As an outdoor enthusiast I am myself the owner of technical sports clothing and footwear and am amazed how far technology has gone so you do not feel cold in the snow up in the mountains.
Outdoor industry partners such as the French brand Salomon developed footwear particularly suited for cold environments with aerogel providing enhanced thermal performance and resilience. Aerogel: what is it and where does it even come from?
Highly resilient outdoor clothing has evolved with history, and we can easily trace back this happy Everest climber to one of the events that made the climber's life today so much easier on the cold summit.
Fifty years ago on the 20th of July 1969 the man first landed on the moon during the Apollo 11 mission. The lunar environment is one of the most challenging with surface temperatures ranging between -150 to +150 °C, hard vacuum, exposure to cosmic and solar radiation, impacts by micrometeoroid particles travelling at high speeds. For that expedition lots of research was put from NASA into the development of the Apollo space suit (U.S patent US3751727A, filed in August 1968) with the first moon boots and gloves that provided protection against possible impacts and thermal conduction.

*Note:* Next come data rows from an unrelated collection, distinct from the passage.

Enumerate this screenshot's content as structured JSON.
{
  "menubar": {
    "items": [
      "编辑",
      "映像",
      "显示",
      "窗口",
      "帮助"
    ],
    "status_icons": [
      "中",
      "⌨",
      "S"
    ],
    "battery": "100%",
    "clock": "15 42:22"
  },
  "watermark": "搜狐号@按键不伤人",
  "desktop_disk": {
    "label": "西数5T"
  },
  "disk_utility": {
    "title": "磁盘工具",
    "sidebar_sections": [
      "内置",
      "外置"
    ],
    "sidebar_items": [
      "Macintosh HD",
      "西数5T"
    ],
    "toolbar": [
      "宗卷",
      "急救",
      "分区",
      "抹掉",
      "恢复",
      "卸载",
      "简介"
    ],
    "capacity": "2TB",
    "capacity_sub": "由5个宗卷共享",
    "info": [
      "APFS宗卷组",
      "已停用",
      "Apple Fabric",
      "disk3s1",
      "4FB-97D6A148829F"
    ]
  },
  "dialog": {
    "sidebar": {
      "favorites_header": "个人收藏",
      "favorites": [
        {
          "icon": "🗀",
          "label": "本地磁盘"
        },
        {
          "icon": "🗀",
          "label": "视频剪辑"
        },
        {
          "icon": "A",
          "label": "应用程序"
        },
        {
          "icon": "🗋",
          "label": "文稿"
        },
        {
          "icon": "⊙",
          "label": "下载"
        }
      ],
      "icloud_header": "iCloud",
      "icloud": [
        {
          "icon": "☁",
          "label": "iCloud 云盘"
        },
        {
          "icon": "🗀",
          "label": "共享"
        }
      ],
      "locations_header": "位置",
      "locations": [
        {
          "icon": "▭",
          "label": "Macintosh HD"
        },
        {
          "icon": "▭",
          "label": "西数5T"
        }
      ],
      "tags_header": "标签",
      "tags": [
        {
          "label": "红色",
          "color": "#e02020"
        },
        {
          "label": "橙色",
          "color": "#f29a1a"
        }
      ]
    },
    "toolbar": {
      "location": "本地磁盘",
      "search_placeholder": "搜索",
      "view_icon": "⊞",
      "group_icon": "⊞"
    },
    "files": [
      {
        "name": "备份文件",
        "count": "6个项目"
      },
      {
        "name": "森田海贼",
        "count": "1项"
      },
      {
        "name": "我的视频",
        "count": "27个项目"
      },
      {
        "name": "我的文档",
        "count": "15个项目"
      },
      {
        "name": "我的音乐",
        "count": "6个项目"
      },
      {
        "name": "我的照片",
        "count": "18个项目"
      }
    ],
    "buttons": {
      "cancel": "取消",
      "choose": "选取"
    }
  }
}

In today’s Salomon boots we see how research has evolved. They contain aerogels. Aerogels were actually invented 80 years ago, so before the Apollo 11 mission. Extremely lightweight materials they are composed of silicone dioxide and 99.8% air providing the highest thermal insulation possible but they are also extremely fragile, so were at the time too hard to handle and expensive to manufacture.
The Apollo 11 mission was a trigger for many spin offs companies partnering with NASA to work on the technology of future space expeditions. Aspen was one of those and through the partnership developed a flexible aerogel concept that can be manufactured today into blankets, thin sheets, beads…
The three different lines of aerogel products Cryogel, Spaceloft and Pyrogel are trademarks of Aspen Aerogels Inc. They are used in a variety of items from building insulation to light weight and flexible insoles for Mt Everest climbers. Development of aerogel technology by NASA has led to several patents such as US9777126B2 for various applications.
This blog post is part of a series of 'Man on the Moon' articles to honour the 50th anniversary of the Apollo 11 moon landing.